West Ham manager Sam Allardyce has been given the support of the club's co-chairmen David Sullivan and David Gold in an open letter published on the Hammers' official website.
The duo also confirmed in the letter that they are close to completing their first signing of the January transfer window.
Allardyce is the only manager of a side currently in the bottom five of the Barclays Premier League who was in charge at the start of the season and, following this weekend's 5-0 FA Cup thrashing at the hands of Nottingham Forest, there has been speculation the 59-year-old may be the next boss out of work.
The one bright area for West Ham has been the Capital One Cup, in which they beat rivals Tottenham in the last round to set up a semi-final meeting with Manchester City, the first leg of which takes place at the Etihad Stadium on Wednesday evening.
And Sullivan and Gold have backed Allardyce to move the club up from 19th place in the table and, with the support of vice-chairman Karren Brady, they will also use their own experiences to overcome West Ham's current plight.
"We know Sam has not lost his ambition or desire and is committed to making West Ham United a great Premier League club," the open letter read.
"Sam has been handed a near impossible task of coming through three crucial games in the space of six days with a squad of only 14 fit and available senior players.
"We have experienced difficult times before and we know what will get us results - hard work, determination and perseverance.
"To that end, we are all working round the clock to do everything in our powers to help arrest our slump in form."
It is the seemingly ever-growing injury list at West Ham that has been highlighted as the main reason for the club's poor run, which has seen them fail to win a league game since November 30.
Andy Carroll has yet to feature this season while James Tomkins, Winston Reid, James Collins, Mark Noble and Ricardo Vaz Te are also injured and captain Kevin Nolan is currently banned.
Sullivan and Gold revealed in their letter that they are close to providing Allardyce with more players and believe once their current crop of crocked talent start returning to action things will get easier for the Hammers.
"Our first priority is to get our key players fit," the letter continued.
"Our record signing Andy Carroll continues to make good progress following his return to first-team training and he should be back on the pitch very soon...Trust us, Andy Carroll is desperate to play and is ready to do his bit for the team and we are confident that the return of all of our injured players will lead to an upturn in our fortunes.
"Thereafter, our second priority is to bring in the new talent needed to bolster our squad in the most needed areas.
"January is not an easy time to do business but we are pleased to confirm we are close to securing one of our key striking targets.
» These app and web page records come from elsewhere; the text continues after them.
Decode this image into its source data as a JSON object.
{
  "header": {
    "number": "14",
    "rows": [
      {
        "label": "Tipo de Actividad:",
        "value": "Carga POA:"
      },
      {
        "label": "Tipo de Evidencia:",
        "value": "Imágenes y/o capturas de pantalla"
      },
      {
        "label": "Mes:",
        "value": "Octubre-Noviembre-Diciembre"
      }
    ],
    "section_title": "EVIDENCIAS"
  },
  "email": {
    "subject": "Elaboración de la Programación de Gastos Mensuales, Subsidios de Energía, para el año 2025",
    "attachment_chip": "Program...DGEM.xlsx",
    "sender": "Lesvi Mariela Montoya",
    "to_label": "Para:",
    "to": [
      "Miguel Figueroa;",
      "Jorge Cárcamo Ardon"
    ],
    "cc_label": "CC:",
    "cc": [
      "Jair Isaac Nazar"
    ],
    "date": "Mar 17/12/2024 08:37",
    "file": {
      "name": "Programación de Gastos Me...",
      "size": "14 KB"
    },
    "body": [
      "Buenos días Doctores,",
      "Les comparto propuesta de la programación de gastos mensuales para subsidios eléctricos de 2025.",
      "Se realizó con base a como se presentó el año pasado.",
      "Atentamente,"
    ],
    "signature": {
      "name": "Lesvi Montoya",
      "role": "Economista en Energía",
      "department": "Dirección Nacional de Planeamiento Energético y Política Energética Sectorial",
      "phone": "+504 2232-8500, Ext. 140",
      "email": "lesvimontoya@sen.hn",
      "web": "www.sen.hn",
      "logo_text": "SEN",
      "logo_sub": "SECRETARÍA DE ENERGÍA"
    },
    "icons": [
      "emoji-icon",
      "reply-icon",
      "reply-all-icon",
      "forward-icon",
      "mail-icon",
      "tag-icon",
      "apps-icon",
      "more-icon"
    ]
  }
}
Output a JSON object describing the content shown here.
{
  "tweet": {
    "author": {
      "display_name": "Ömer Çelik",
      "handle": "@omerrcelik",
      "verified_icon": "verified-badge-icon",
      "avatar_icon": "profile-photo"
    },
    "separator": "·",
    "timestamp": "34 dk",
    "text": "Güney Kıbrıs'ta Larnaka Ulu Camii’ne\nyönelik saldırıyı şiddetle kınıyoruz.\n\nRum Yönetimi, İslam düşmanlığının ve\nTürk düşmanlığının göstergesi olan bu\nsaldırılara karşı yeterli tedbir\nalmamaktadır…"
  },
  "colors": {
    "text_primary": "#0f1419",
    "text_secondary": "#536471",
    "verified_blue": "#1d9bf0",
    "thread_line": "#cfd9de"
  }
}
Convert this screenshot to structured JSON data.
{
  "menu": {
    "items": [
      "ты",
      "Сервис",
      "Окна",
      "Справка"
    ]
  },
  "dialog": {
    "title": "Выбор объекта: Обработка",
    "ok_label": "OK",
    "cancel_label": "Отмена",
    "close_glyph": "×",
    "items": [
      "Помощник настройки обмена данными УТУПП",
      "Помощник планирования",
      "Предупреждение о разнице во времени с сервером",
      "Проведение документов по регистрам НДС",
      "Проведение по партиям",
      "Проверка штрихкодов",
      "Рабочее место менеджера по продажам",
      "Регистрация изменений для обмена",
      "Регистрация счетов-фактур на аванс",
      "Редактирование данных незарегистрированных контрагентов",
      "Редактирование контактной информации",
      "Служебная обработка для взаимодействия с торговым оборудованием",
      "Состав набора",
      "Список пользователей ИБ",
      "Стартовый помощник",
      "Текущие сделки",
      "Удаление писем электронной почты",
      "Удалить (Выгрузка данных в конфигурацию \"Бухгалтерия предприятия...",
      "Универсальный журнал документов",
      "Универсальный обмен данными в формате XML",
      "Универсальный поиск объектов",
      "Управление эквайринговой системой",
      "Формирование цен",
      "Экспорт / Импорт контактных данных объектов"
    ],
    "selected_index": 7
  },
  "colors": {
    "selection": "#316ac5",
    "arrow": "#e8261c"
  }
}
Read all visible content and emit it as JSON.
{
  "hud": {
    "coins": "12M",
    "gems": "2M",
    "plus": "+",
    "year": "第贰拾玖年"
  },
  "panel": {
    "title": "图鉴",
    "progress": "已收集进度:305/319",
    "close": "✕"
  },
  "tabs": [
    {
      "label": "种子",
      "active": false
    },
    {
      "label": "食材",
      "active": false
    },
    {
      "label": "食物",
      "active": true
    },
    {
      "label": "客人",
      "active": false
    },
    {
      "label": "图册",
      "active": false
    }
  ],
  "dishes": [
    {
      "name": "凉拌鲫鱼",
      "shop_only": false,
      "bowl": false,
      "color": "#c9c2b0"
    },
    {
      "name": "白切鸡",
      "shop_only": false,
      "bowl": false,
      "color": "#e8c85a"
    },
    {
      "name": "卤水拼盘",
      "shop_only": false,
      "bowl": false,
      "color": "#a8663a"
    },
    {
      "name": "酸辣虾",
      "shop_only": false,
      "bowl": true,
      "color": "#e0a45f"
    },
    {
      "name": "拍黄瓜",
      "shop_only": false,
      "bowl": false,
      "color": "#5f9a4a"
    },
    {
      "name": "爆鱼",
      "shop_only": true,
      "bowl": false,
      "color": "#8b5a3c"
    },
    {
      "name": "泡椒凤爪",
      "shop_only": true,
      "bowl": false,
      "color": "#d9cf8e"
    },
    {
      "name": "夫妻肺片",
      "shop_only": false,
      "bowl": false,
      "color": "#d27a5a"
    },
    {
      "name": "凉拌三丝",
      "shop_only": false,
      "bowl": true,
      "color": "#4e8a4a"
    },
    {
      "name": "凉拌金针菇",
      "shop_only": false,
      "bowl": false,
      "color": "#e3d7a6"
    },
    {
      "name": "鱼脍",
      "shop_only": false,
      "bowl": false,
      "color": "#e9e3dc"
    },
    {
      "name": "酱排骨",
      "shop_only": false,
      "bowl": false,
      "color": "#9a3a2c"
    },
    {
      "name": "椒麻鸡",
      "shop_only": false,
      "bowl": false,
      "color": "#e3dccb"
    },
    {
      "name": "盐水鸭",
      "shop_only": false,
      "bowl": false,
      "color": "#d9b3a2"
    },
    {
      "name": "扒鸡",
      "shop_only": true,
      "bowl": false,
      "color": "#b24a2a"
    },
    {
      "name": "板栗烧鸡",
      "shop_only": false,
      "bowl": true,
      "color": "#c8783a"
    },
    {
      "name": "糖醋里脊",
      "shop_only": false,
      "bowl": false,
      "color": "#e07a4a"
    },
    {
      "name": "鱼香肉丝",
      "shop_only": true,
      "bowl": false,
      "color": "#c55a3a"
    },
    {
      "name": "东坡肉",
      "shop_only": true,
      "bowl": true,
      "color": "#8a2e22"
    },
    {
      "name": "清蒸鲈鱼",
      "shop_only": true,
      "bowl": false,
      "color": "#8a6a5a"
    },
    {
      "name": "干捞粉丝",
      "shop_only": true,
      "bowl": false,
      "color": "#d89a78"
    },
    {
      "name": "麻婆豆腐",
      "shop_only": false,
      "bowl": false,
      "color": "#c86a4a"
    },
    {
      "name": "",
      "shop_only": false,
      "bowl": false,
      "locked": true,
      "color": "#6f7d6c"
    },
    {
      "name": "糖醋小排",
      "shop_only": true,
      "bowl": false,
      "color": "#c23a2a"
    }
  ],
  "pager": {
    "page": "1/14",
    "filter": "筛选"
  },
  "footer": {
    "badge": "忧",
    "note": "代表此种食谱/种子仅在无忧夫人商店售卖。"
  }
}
A defender is high on the list of priorities as well and progress is being made on that front."
Everton defender Johnny Heitinga rejected a move to Upton Park last week and Allardyce has conceded attracting players to compete in a relegation battle may prove 'impossible' but, with talent such as Monaco forward Lacina Traore reportedly closing in on a loan move, any business will be welcomed by everyone involved with West Ham.
Allardyce, meanwhile, has warned that there will be no reinforcements at the back before the daunting trip to free-scoring City.
Tomkins, Reid and Collins leave a sizeable gap in the heart of defence and it looks set to remain at the Etihad Stadium.
"First-team players were rested (against Forest) to play Wednesday, the last thing I wanted to do was have players going in to the semi-final fatigued or not as fresh as City, who have a much bigger, more talented squad," he said.
"We planned to get as many fit for Wednesday and Saturday as possible but I don't think by Wednesday we'll have any defenders fit certainly. By Saturday we might.
"All of our defenders in central areas are missing and until they are back fit again and stay fit it puts us in a very, very difficult situation."
In a bid to keep his first-choice players fit for the challenges ahead Allardyce effectively sacrificed the FA Cup tie, fielding a total of five debutants and three more players with fewer than 10 first-team outings between them.
It was a controversial decision, with the rout increasing dark clouds around the club as well as potentially scarring the rookies.
As for the latter charge, Allardyce feels it may have a positive effect in the long run.
"They've got to find out what level they have to be at as young professionals," he said.
"They have to find out how string they have to be, not just physically but in mental terms to play at this level. This was not an easy game for them but it was a fantastic opportunity for them to realise.
"They all probably thought they were better than they are. They probably thought 'I've got my chance to show what I can do' and in the end they got over-run.
"To be fair, there were too many of them on the field. I would have liked to play three or four but that wasn't the case with a massive Capital One Cup semi-final coming up."